* [TASK INSTRUCTIONS] The whole of the material needs to be repeated exactly, line for line.
[[ DATA EXTRACT, beginning ]]
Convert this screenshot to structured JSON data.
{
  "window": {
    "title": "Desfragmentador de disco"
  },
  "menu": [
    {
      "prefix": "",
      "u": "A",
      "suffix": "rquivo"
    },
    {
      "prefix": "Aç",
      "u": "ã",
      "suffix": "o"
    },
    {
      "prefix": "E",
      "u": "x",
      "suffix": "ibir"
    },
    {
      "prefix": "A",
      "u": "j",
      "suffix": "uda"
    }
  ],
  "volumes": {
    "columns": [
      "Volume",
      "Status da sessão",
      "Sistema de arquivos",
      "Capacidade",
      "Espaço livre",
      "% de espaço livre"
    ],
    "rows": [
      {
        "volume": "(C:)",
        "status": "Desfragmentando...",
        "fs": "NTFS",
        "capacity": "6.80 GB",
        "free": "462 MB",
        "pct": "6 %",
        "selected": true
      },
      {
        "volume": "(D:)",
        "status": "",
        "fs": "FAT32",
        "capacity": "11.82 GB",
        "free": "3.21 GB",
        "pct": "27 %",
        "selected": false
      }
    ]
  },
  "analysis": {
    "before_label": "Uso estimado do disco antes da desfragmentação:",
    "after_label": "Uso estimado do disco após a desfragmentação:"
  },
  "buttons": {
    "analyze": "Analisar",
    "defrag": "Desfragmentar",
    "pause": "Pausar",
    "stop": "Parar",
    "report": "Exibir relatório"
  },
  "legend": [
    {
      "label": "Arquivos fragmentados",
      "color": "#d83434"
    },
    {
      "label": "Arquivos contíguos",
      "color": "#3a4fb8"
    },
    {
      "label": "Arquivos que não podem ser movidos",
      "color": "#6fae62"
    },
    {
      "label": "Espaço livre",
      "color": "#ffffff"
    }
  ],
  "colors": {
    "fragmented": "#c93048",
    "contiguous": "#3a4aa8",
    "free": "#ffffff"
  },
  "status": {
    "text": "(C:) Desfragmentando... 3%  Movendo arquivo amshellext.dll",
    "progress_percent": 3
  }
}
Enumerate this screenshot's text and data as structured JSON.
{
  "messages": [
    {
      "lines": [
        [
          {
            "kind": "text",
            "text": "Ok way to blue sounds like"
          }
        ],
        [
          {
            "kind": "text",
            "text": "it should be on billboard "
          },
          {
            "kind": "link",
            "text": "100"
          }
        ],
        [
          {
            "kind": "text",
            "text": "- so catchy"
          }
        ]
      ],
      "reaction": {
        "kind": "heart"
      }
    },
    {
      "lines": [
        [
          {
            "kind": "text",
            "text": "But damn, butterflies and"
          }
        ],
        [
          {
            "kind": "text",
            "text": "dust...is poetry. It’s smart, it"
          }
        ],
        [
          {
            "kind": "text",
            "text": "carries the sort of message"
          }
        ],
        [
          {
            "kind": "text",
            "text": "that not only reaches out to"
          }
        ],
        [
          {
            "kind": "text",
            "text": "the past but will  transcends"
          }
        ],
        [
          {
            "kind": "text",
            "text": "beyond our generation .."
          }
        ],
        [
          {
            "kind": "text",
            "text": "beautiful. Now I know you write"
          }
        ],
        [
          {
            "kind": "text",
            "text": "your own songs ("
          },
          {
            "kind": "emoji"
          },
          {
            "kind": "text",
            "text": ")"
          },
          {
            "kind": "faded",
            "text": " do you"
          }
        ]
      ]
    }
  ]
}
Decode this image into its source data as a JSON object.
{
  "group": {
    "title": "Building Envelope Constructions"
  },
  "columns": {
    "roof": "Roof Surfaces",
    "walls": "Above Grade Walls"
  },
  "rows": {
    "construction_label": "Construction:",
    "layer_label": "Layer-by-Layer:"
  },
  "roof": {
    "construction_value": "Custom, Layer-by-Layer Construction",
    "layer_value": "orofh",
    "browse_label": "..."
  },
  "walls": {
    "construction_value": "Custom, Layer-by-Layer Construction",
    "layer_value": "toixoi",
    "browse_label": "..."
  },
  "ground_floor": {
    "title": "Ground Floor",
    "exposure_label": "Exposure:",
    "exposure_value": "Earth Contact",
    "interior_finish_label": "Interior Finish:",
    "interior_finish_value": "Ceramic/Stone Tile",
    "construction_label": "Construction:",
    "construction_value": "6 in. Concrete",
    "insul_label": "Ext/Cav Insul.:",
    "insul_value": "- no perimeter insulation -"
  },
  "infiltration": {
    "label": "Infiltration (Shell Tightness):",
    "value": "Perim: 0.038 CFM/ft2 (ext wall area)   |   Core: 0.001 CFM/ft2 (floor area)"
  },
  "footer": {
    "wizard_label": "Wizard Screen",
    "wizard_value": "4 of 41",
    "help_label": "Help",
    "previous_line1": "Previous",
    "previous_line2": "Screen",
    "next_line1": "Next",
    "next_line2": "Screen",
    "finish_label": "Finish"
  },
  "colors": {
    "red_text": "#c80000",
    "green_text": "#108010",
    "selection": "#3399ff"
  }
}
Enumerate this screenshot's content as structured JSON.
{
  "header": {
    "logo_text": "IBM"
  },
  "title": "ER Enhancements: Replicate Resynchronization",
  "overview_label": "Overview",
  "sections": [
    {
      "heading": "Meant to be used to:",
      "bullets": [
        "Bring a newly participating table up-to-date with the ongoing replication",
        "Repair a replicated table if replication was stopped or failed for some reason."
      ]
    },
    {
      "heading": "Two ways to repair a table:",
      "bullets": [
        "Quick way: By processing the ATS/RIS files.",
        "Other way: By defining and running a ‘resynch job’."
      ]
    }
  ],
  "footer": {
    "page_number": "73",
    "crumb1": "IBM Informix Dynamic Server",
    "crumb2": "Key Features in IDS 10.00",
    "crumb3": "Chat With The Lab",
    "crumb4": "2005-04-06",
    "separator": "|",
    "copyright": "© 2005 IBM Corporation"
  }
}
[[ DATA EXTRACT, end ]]
* [ANSWER TO THIS PROBLEM]
Convert this screenshot to structured JSON data.
{
  "window": {
    "title": "Desfragmentador de disco"
  },
  "menu": [
    {
      "prefix": "",
      "u": "A",
      "suffix": "rquivo"
    },
    {
      "prefix": "Aç",
      "u": "ã",
      "suffix": "o"
    },
    {
      "prefix": "E",
      "u": "x",
      "suffix": "ibir"
    },
    {
      "prefix": "A",
      "u": "j",
      "suffix": "uda"
    }
  ],
  "volumes": {
    "columns": [
      "Volume",
      "Status da sessão",
      "Sistema de arquivos",
      "Capacidade",
      "Espaço livre",
      "% de espaço livre"
    ],
    "rows": [
      {
        "volume": "(C:)",
        "status": "Desfragmentando...",
        "fs": "NTFS",
        "capacity": "6.80 GB",
        "free": "462 MB",
        "pct": "6 %",
        "selected": true
      },
      {
        "volume": "(D:)",
        "status": "",
        "fs": "FAT32",
        "capacity": "11.82 GB",
        "free": "3.21 GB",
        "pct": "27 %",
        "selected": false
      }
    ]
  },
  "analysis": {
    "before_label": "Uso estimado do disco antes da desfragmentação:",
    "after_label": "Uso estimado do disco após a desfragmentação:"
  },
  "buttons": {
    "analyze": "Analisar",
    "defrag": "Desfragmentar",
    "pause": "Pausar",
    "stop": "Parar",
    "report": "Exibir relatório"
  },
  "legend": [
    {
      "label": "Arquivos fragmentados",
      "color": "#d83434"
    },
    {
      "label": "Arquivos contíguos",
      "color": "#3a4fb8"
    },
    {
      "label": "Arquivos que não podem ser movidos",
      "color": "#6fae62"
    },
    {
      "label": "Espaço livre",
      "color": "#ffffff"
    }
  ],
  "colors": {
    "fragmented": "#c93048",
    "contiguous": "#3a4aa8",
    "free": "#ffffff"
  },
  "status": {
    "text": "(C:) Desfragmentando... 3%  Movendo arquivo amshellext.dll",
    "progress_percent": 3
  }
}
Enumerate this screenshot's text and data as structured JSON.
{
  "messages": [
    {
      "lines": [
        [
          {
            "kind": "text",
            "text": "Ok way to blue sounds like"
          }
        ],
        [
          {
            "kind": "text",
            "text": "it should be on billboard "
          },
          {
            "kind": "link",
            "text": "100"
          }
        ],
        [
          {
            "kind": "text",
            "text": "- so catchy"
          }
        ]
      ],
      "reaction": {
        "kind": "heart"
      }
    },
    {
      "lines": [
        [
          {
            "kind": "text",
            "text": "But damn, butterflies and"
          }
        ],
        [
          {
            "kind": "text",
            "text": "dust...is poetry. It’s smart, it"
          }
        ],
        [
          {
            "kind": "text",
            "text": "carries the sort of message"
          }
        ],
        [
          {
            "kind": "text",
            "text": "that not only reaches out to"
          }
        ],
        [
          {
            "kind": "text",
            "text": "the past but will  transcends"
          }
        ],
        [
          {
            "kind": "text",
            "text": "beyond our generation .."
          }
        ],
        [
          {
            "kind": "text",
            "text": "beautiful. Now I know you write"
          }
        ],
        [
          {
            "kind": "text",
            "text": "your own songs ("
          },
          {
            "kind": "emoji"
          },
          {
            "kind": "text",
            "text": ")"
          },
          {
            "kind": "faded",
            "text": " do you"
          }
        ]
      ]
    }
  ]
}
Decode this image into its source data as a JSON object.
{
  "group": {
    "title": "Building Envelope Constructions"
  },
  "columns": {
    "roof": "Roof Surfaces",
    "walls": "Above Grade Walls"
  },
  "rows": {
    "construction_label": "Construction:",
    "layer_label": "Layer-by-Layer:"
  },
  "roof": {
    "construction_value": "Custom, Layer-by-Layer Construction",
    "layer_value": "orofh",
    "browse_label": "..."
  },
  "walls": {
    "construction_value": "Custom, Layer-by-Layer Construction",
    "layer_value": "toixoi",
    "browse_label": "..."
  },
  "ground_floor": {
    "title": "Ground Floor",
    "exposure_label": "Exposure:",
    "exposure_value": "Earth Contact",
    "interior_finish_label": "Interior Finish:",
    "interior_finish_value": "Ceramic/Stone Tile",
    "construction_label": "Construction:",
    "construction_value": "6 in. Concrete",
    "insul_label": "Ext/Cav Insul.:",
    "insul_value": "- no perimeter insulation -"
  },
  "infiltration": {
    "label": "Infiltration (Shell Tightness):",
    "value": "Perim: 0.038 CFM/ft2 (ext wall area)   |   Core: 0.001 CFM/ft2 (floor area)"
  },
  "footer": {
    "wizard_label": "Wizard Screen",
    "wizard_value": "4 of 41",
    "help_label": "Help",
    "previous_line1": "Previous",
    "previous_line2": "Screen",
    "next_line1": "Next",
    "next_line2": "Screen",
    "finish_label": "Finish"
  },
  "colors": {
    "red_text": "#c80000",
    "green_text": "#108010",
    "selection": "#3399ff"
  }
}
Enumerate this screenshot's content as structured JSON.
{
  "header": {
    "logo_text": "IBM"
  },
  "title": "ER Enhancements: Replicate Resynchronization",
  "overview_label": "Overview",
  "sections": [
    {
      "heading": "Meant to be used to:",
      "bullets": [
        "Bring a newly participating table up-to-date with the ongoing replication",
        "Repair a replicated table if replication was stopped or failed for some reason."
      ]
    },
    {
      "heading": "Two ways to repair a table:",
      "bullets": [
        "Quick way: By processing the ATS/RIS files.",
        "Other way: By defining and running a ‘resynch job’."
      ]
    }
  ],
  "footer": {
    "page_number": "73",
    "crumb1": "IBM Informix Dynamic Server",
    "crumb2": "Key Features in IDS 10.00",
    "crumb3": "Chat With The Lab",
    "crumb4": "2005-04-06",
    "separator": "|",
    "copyright": "© 2005 IBM Corporation"
  }
}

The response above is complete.